Work instruction =>
Among the records below, find the lines containing "JARs" and state only how many there are.

[Start of Attachment]

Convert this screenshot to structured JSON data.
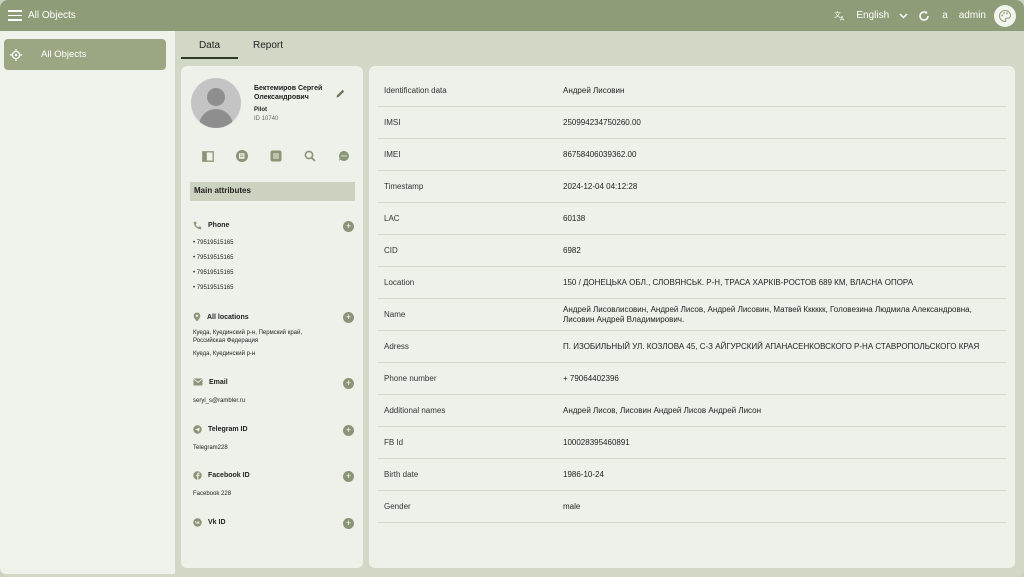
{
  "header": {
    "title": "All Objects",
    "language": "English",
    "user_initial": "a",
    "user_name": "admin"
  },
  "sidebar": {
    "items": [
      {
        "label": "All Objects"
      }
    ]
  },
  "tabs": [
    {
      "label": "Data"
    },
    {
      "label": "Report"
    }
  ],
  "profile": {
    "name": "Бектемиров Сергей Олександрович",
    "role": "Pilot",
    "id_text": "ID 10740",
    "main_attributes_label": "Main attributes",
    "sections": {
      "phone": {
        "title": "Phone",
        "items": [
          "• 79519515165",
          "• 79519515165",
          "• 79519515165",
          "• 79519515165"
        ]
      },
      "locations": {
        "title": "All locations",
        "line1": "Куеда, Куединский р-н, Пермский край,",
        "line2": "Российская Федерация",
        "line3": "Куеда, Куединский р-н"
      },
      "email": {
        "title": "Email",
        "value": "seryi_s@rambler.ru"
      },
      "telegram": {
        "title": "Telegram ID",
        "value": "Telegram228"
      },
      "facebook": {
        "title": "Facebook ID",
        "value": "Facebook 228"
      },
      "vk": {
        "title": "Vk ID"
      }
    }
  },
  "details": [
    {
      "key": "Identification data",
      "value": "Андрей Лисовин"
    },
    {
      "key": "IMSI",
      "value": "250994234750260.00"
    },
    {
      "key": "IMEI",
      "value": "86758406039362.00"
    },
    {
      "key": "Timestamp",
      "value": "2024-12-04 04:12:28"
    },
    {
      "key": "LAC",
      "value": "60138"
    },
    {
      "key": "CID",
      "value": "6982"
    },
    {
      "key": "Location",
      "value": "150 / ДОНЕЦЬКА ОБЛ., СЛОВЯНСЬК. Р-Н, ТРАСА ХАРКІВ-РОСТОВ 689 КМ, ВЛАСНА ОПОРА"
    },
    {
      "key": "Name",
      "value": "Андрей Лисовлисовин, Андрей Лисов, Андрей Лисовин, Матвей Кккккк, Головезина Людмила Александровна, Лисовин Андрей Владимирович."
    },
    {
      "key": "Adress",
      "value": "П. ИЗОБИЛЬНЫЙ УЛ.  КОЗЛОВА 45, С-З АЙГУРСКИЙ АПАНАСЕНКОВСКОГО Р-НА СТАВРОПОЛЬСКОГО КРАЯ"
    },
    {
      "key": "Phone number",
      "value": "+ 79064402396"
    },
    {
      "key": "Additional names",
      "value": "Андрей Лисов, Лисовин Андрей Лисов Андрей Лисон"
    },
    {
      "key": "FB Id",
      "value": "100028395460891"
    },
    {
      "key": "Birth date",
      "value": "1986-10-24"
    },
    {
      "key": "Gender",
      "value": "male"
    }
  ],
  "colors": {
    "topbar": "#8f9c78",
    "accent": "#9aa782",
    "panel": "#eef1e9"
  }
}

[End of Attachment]
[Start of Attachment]

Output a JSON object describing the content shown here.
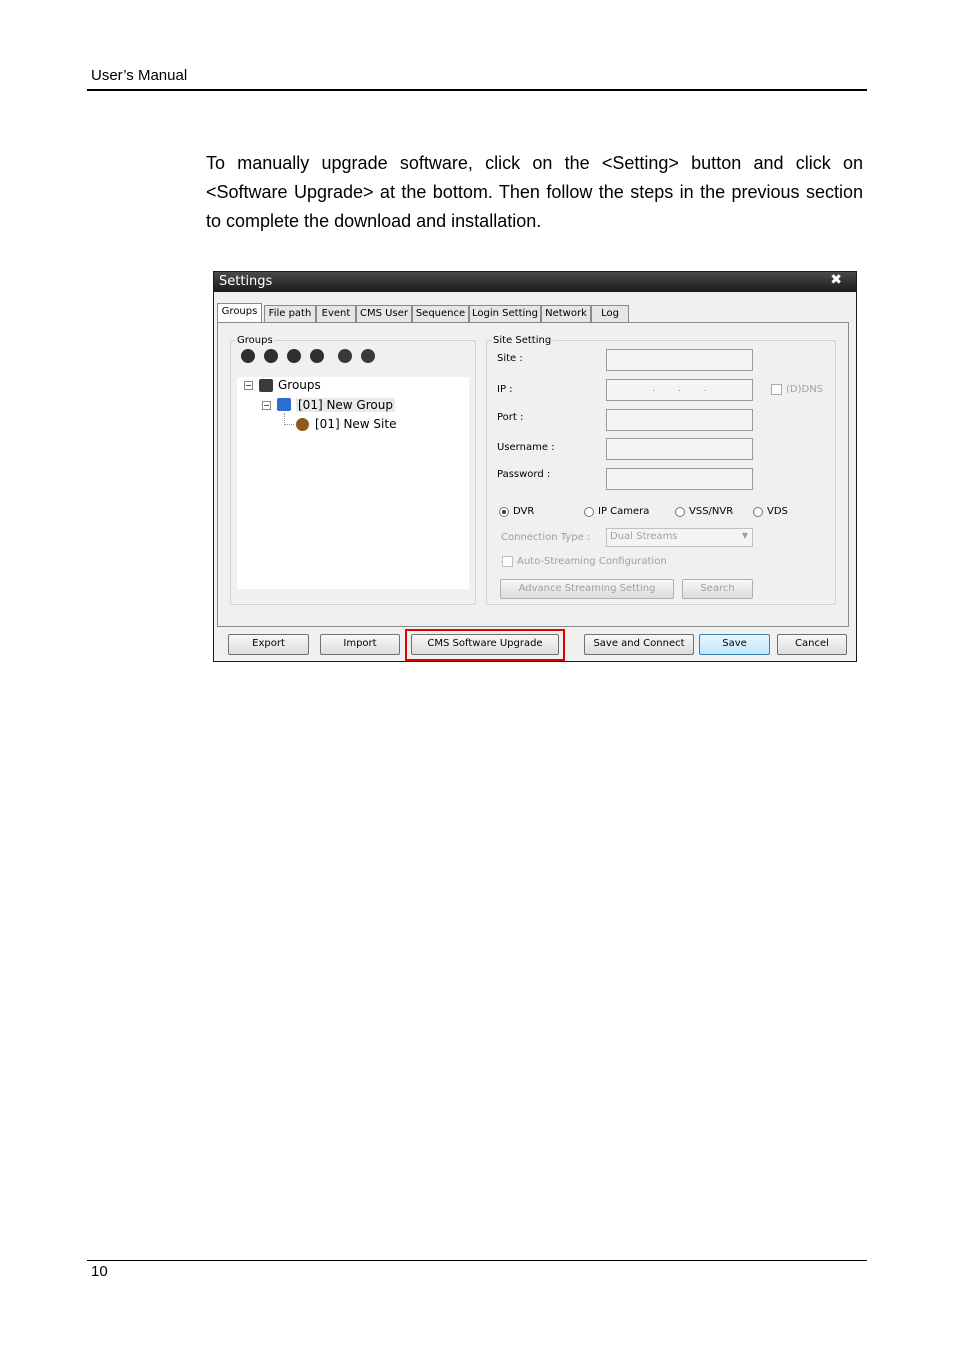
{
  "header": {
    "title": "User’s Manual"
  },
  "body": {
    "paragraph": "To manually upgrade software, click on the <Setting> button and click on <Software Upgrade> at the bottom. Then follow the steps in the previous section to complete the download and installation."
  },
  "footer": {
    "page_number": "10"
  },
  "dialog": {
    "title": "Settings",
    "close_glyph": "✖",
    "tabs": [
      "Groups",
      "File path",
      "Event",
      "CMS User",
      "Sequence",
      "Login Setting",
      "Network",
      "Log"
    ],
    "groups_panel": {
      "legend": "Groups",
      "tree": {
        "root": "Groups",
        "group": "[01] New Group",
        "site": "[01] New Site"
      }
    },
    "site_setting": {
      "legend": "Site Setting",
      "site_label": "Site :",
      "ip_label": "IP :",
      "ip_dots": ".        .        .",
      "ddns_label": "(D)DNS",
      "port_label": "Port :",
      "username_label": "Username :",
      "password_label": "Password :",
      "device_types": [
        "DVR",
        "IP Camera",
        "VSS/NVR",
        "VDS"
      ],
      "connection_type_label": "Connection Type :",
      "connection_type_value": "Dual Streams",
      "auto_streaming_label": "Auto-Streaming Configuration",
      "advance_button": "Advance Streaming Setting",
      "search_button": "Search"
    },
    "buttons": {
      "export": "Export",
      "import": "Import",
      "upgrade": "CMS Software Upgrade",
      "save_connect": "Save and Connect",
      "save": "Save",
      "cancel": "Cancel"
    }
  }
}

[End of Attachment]
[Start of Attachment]

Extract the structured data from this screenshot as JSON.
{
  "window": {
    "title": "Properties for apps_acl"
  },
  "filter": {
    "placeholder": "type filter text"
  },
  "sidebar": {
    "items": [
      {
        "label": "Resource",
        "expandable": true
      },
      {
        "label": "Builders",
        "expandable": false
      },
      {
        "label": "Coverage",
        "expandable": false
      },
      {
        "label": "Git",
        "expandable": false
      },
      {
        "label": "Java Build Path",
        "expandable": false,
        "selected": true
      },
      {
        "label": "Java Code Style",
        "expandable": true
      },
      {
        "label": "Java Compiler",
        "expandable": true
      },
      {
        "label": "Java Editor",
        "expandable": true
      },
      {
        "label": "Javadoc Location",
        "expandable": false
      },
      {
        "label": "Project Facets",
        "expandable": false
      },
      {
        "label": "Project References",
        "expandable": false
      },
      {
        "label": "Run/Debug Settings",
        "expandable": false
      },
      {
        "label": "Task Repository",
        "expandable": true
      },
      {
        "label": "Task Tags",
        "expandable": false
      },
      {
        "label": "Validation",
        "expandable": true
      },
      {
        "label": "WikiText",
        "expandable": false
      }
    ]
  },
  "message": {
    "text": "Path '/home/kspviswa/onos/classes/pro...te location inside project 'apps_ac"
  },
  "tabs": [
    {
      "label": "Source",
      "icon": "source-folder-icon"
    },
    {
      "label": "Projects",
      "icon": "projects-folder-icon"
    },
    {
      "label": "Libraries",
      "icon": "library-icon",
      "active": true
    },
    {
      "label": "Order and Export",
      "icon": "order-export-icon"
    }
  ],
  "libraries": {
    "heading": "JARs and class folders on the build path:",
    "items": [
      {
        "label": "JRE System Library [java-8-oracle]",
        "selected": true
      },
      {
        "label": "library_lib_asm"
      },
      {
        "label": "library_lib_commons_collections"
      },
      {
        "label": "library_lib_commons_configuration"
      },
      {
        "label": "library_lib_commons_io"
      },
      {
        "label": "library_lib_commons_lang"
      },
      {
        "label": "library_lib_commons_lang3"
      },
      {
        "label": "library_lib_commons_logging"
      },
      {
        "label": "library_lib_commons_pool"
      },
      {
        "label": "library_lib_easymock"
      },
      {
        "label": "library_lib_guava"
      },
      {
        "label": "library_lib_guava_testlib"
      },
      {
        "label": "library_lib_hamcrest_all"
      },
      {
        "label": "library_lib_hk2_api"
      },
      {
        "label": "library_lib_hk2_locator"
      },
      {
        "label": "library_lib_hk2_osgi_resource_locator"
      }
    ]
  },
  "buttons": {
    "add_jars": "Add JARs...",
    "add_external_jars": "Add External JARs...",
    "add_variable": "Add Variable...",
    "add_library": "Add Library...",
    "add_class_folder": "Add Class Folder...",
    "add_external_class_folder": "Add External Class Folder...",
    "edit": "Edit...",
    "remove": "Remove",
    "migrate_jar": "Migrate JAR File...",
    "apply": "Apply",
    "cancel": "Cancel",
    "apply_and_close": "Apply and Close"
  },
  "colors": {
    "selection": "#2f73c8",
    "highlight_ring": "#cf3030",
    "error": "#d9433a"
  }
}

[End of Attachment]

Exercise answer =>
3